All companies which have managed to earn the tag of being ‘fundamentally strong’, have worked hard to manage their cash flows. How? Here cash flow is not only cash-out (payments to vendors etc) but also cash-ins (collection from customers). Emphasis is more on collection.
Complete reliance on “share capital and reserves” means two things for the company: (a) First is obvious, the company is using zero debt, (b) and the second is, that the company is collecting cash fast enough.
For a company to become financially independent, along with low debt dependency, it must also have faster cash in-flows. How fast cash flow helps?
- It ensures liquidity.
- Hence current liabilities can be paid on time.
- As current liability is taken care of, short-term debt can be eliminated.
Cash Flow Analysis
There are also companies that have lower employed capital compared to their ‘total expense requirement’, but are still fundamentally strong. How?
Because these companies collect money from their customers very fast. Hence, such companies can enjoy the luxury of keeping their employed capital lower than their total expense requirement.
Most of the companies operating in India, carry debt, but still, their total expense cannot be funded. Such companies are dependent on their sales collection to pay invoices/bills. Companies which has a very fast Cash Conversion Cycle are safe companies.
But companies that sell their products and services on long-credit, pose a higher risk for investors.
Screening Fundamentally Strong Companies
Our stock screener uses the following parameters to filter fundamentally strong stocks from the ordinary. It uses the following algorithm (logics) to do the filtering:
Industry Leaders: There are about 195 number industries in our stock market. Each industry has a group of companies operating within it. We pick only the industry leaders. The choice is made based on their revenue.
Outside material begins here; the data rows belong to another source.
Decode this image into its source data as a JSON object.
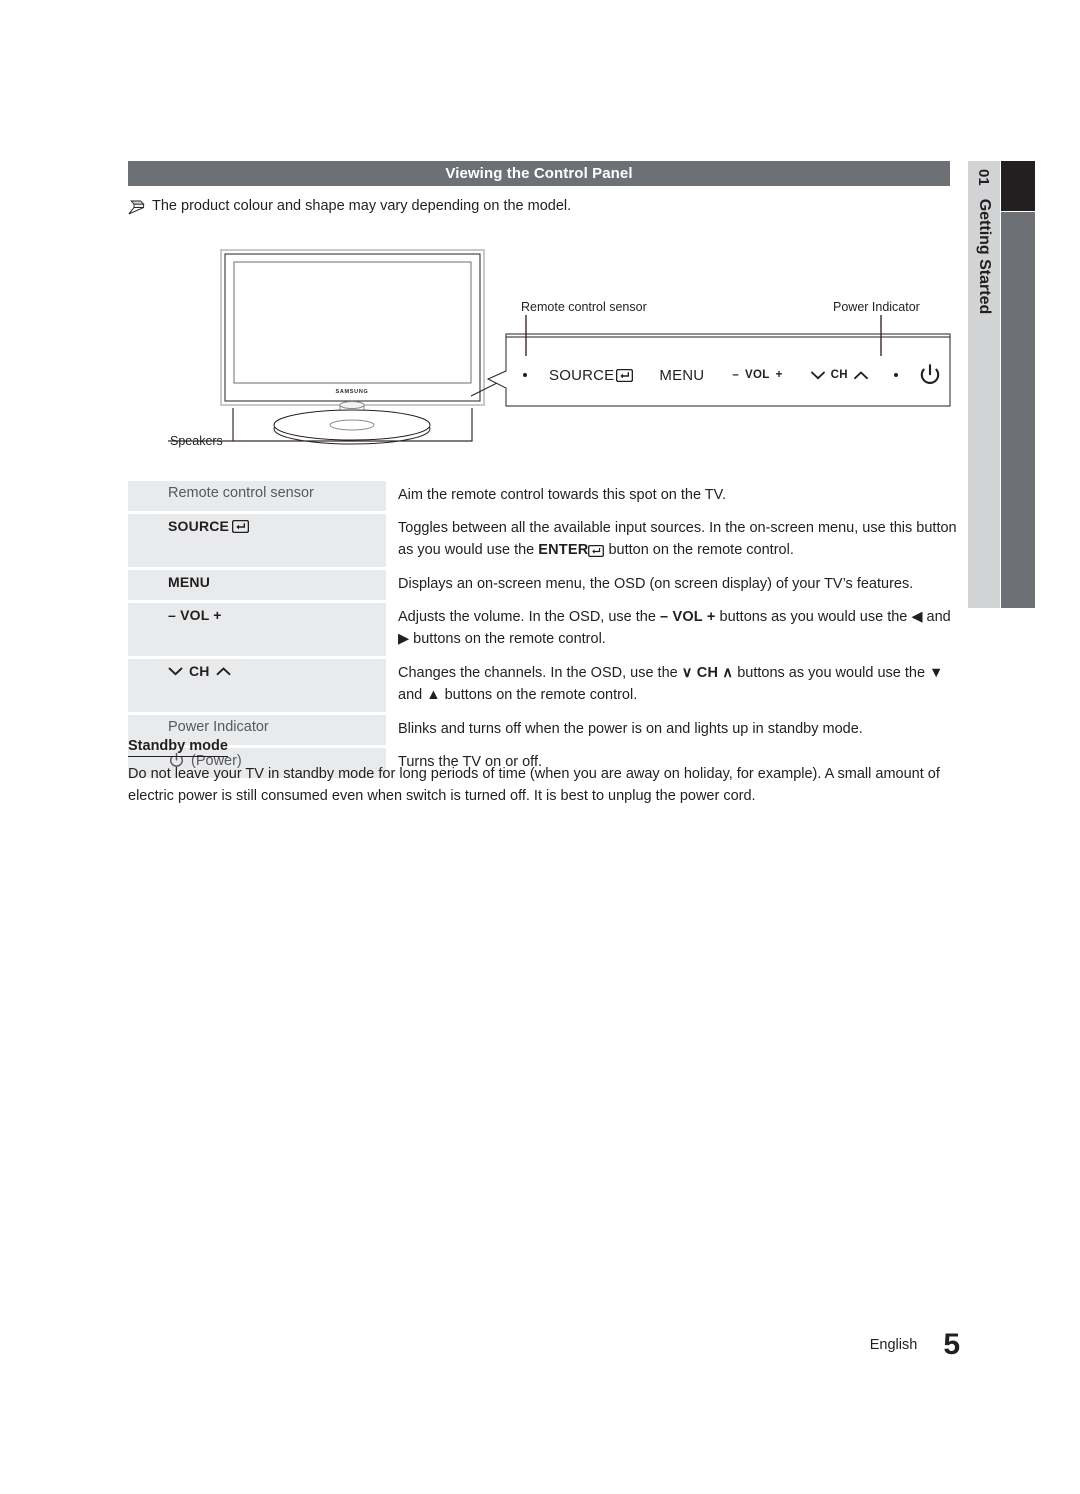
{
  "side_tab": {
    "number": "01",
    "label": "Getting Started",
    "colors": {
      "light": "#d2d3d5",
      "dark": "#231f20",
      "gray": "#6d7074"
    }
  },
  "section": {
    "title": "Viewing the Control Panel",
    "header_bg": "#6d7074",
    "note_icon": "pencil-note-icon",
    "note": "The product colour and shape may vary depending on the model."
  },
  "diagram": {
    "brand": "SAMSUNG",
    "labels": {
      "speakers": "Speakers",
      "remote_control_sensor": "Remote control sensor",
      "power_indicator": "Power Indicator"
    },
    "control_panel": {
      "source": "SOURCE",
      "source_icon": "enter-return-icon",
      "menu": "MENU",
      "vol_minus": "–",
      "vol": "VOL",
      "vol_plus": "+",
      "ch_down_icon": "chevron-down-icon",
      "ch": "CH",
      "ch_up_icon": "chevron-up-icon",
      "power_icon": "power-icon",
      "sensor_dot": "sensor-dot",
      "indicator_dot": "indicator-dot"
    }
  },
  "spec_table": {
    "rows": [
      {
        "term": "Remote control sensor",
        "term_style": "normal",
        "desc_parts": [
          {
            "t": "Aim the remote control towards this spot on the TV."
          }
        ]
      },
      {
        "term": "SOURCE",
        "term_style": "bold",
        "term_icon": "enter-return-icon",
        "desc_parts": [
          {
            "t": "Toggles between all the available input sources. In the on-screen menu, use this button as you would use the "
          },
          {
            "t": "ENTER",
            "b": true
          },
          {
            "icon": "enter-return-icon"
          },
          {
            "t": " button on the remote control."
          }
        ]
      },
      {
        "term": "MENU",
        "term_style": "bold",
        "desc_parts": [
          {
            "t": "Displays an on-screen menu, the OSD (on screen display) of your TV’s features."
          }
        ]
      },
      {
        "term": "– VOL +",
        "term_style": "bold",
        "desc_parts": [
          {
            "t": "Adjusts the volume. In the OSD, use the "
          },
          {
            "t": "– VOL +",
            "b": true
          },
          {
            "t": " buttons as you would use the ◀ and ▶ buttons on the remote control."
          }
        ]
      },
      {
        "term": "CH",
        "term_style": "bold",
        "term_chevrons": true,
        "desc_parts": [
          {
            "t": "Changes the channels. In the OSD, use the "
          },
          {
            "t": "∨ CH ∧",
            "b": true
          },
          {
            "t": " buttons as you would use the ▼ and ▲ buttons on the remote control."
          }
        ]
      },
      {
        "term": "Power Indicator",
        "term_style": "normal",
        "desc_parts": [
          {
            "t": "Blinks and turns off when the power is on and lights up in standby mode."
          }
        ]
      },
      {
        "term": "(Power)",
        "term_style": "normal",
        "term_icon": "power-icon",
        "desc_parts": [
          {
            "t": "Turns the TV on or off."
          }
        ]
      }
    ]
  },
  "standby": {
    "heading": "Standby mode",
    "body": "Do not leave your TV in standby mode for long periods of time (when you are away on holiday, for example). A small amount of electric power is still consumed even when switch is turned off. It is best to unplug the power cord."
  },
  "footer": {
    "language": "English",
    "page_number": "5"
  }
}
Top companies in the industry are selected. What is the logic? The logic is that the top company of an industry can be assumed as one with a wide moat.
Capital vs Expenses: As explained above, we also analyze the selected market leaders in terms of their capital base. We compare their total expense requirement vs their equity base and total capital. All companies that are not capital-starved are picked for further analysis.
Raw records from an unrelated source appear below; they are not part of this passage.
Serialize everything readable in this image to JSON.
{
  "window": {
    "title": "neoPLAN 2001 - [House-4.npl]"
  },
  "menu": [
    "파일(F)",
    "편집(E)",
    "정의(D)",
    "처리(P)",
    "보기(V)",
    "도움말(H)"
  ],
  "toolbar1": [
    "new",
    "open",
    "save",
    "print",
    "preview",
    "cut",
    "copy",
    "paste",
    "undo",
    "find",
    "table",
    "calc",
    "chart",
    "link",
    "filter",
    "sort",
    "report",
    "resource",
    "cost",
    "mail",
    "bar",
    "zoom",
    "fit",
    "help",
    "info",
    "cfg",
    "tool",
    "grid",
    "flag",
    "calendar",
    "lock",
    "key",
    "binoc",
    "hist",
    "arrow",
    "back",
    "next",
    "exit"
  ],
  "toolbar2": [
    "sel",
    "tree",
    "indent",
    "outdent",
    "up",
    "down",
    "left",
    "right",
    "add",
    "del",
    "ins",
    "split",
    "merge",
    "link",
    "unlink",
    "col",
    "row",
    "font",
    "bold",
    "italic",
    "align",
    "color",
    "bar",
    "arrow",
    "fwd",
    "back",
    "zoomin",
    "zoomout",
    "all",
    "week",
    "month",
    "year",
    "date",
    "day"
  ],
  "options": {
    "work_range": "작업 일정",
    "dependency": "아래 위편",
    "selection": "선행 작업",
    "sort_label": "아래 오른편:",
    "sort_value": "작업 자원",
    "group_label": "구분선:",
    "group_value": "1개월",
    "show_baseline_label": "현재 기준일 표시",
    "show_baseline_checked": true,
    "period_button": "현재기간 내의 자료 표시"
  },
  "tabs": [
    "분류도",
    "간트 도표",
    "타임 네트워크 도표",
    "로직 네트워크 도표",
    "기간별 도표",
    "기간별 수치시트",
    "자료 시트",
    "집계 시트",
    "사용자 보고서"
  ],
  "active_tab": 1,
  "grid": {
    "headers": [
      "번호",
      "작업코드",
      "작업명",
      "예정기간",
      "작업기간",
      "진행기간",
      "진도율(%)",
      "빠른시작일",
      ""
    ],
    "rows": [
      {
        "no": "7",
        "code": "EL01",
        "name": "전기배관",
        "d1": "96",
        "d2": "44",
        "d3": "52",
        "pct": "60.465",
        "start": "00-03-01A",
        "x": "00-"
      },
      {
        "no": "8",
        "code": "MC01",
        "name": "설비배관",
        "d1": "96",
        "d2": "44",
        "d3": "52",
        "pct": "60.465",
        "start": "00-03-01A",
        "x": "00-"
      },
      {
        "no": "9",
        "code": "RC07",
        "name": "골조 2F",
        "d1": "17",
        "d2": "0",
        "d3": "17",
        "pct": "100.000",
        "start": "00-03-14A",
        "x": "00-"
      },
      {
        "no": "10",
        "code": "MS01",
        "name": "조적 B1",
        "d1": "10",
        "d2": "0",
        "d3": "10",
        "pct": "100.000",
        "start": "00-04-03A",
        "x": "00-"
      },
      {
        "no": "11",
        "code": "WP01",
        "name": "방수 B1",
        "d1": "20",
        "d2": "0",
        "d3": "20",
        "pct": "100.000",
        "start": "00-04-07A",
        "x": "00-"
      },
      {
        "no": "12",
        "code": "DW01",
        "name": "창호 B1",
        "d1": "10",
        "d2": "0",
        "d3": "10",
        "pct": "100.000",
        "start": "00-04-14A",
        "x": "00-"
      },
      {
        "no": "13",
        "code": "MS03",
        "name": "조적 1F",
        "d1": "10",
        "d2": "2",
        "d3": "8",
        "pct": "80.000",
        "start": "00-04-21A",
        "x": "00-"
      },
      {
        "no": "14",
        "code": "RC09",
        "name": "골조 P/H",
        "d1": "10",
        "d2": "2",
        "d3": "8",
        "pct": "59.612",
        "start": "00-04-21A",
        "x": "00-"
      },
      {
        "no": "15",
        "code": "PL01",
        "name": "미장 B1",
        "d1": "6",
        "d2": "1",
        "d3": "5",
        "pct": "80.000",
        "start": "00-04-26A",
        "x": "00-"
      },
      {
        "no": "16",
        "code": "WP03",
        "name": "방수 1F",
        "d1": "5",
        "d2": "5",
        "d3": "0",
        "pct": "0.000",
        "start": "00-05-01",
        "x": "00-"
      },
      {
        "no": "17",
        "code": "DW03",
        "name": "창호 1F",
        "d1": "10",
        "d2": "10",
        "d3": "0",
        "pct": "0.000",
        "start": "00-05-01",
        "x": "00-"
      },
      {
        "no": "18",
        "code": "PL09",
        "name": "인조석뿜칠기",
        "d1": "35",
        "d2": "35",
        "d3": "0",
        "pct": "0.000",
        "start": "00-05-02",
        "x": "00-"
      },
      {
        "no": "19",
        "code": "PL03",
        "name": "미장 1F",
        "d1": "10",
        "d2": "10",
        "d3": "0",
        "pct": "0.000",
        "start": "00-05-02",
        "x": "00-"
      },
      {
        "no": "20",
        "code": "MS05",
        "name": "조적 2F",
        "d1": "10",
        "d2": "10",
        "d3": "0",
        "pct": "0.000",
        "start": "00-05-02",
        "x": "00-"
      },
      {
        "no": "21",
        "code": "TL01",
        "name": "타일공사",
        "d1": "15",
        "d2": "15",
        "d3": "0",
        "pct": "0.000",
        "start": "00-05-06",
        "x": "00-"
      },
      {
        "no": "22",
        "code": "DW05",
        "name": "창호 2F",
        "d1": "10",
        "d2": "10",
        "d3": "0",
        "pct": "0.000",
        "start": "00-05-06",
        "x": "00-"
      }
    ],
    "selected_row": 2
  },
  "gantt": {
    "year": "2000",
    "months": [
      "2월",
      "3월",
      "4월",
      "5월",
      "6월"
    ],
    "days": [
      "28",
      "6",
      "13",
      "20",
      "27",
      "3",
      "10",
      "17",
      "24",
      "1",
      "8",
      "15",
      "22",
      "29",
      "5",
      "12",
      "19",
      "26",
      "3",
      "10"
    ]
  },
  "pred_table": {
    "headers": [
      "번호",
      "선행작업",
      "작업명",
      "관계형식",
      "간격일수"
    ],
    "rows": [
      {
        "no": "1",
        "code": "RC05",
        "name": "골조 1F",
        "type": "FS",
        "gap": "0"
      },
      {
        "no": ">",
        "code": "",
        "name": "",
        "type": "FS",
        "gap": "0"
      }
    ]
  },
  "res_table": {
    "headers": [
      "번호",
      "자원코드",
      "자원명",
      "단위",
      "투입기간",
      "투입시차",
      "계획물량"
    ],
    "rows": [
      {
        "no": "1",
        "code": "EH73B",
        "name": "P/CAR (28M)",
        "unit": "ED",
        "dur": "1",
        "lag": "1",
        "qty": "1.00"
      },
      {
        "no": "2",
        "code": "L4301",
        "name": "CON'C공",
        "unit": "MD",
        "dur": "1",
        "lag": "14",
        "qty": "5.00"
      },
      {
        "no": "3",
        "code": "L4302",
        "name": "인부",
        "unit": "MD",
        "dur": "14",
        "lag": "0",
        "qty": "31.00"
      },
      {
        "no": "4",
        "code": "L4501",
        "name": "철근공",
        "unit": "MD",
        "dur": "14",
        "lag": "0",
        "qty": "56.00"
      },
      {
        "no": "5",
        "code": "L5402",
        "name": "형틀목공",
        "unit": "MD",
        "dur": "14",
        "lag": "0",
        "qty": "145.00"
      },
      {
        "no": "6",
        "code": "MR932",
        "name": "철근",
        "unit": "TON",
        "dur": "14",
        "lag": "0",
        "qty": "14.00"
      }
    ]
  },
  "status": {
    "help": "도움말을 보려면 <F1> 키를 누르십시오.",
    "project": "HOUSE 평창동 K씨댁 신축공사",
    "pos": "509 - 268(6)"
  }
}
At this stage, we have a list of only a few hundred companies. Now, we apply the following logic to generate a score for each of these companies.
- Debt Dependency: We use two parameters to determine if the company has excess debt dependency. Low debt to equity ratio (D/E) and high-interest coverage ratio (ICR) is our pick. All companies that do not match our debt levels are screened out.
- Liquidity Position: This analysis is easy and quick. We check the current ratio, current asset vs current liability, and level of each company. All companies that are sufficiently liquid are given a higher score.
- Profitability Analysis: At this step, we check how well the company is using its capital to yield profits. We use two ratios, Return on Equity (ROE) and Return on Capital Employed (RoCE) to check the profitability levels. All companies that display a higher ROE and ROCE are given higher scores.
- 10-Year Return: A company that is fundamentally strong may not perform for its shareholders in short term, but in long term, they do deliver above-average returns. With this logic in mind, we check the last 10-Years returns of the companies. All companies that have not performed as per a minimum threshold are given a lower score.
Once the checks are done based on the above parameters, the algorithm scores each company based on a predefined weighted average method. The final score is displayed as the GMR score in our stock screener.
It is essential for retail investors to invest only in fundamentally strong companies. These companies are sufficiently funded and are run by able top managers. These are not only profitable companies, but they also maintain balanced debt and cash positions. Such companies are not too debt-dependent nor do they starve for managing their current liabilities. Moreover, these companies have maintained an optimal capital structure that is not only sufficient to fund the working capital but also their CAPEX requirements.